Dataset Block Start

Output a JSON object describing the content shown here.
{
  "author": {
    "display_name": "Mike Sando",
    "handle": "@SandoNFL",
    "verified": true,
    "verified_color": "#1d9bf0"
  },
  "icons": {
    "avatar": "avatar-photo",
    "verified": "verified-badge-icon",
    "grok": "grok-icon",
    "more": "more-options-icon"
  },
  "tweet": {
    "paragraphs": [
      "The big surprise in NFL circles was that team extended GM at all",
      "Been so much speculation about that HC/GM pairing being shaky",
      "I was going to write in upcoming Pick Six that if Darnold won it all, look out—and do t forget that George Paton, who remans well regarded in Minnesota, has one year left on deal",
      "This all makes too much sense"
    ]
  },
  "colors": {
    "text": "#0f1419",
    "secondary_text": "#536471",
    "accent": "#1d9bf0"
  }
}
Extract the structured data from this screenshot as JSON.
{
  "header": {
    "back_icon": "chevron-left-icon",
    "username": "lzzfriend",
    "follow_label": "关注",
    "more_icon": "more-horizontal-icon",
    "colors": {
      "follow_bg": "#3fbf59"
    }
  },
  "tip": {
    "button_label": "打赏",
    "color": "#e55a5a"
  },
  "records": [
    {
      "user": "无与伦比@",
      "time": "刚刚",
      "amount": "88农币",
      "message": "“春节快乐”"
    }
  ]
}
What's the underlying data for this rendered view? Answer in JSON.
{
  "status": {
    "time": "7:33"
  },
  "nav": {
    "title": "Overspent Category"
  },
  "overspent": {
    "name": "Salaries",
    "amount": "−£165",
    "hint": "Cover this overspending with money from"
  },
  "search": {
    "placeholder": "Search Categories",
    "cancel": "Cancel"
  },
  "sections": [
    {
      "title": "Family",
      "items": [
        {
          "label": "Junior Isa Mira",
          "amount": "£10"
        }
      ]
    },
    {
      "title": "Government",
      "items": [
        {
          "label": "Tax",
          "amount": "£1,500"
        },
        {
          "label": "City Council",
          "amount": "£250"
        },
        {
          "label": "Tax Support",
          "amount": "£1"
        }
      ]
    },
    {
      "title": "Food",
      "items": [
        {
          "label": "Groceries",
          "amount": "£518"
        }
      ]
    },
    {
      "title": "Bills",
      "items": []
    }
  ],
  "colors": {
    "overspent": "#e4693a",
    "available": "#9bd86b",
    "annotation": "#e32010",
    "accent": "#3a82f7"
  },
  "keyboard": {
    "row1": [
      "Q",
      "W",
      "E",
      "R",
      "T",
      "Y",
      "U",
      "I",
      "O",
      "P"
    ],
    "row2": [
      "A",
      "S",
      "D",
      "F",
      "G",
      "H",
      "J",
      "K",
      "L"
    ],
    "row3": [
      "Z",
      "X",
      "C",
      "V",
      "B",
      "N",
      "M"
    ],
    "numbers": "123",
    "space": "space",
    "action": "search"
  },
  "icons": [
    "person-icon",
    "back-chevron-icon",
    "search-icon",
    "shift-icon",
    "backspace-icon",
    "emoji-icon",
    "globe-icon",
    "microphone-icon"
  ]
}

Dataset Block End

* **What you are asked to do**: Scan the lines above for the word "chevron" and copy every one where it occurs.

* **Answer below**:
    "back_icon": "chevron-left-icon",
    "back-chevron-icon",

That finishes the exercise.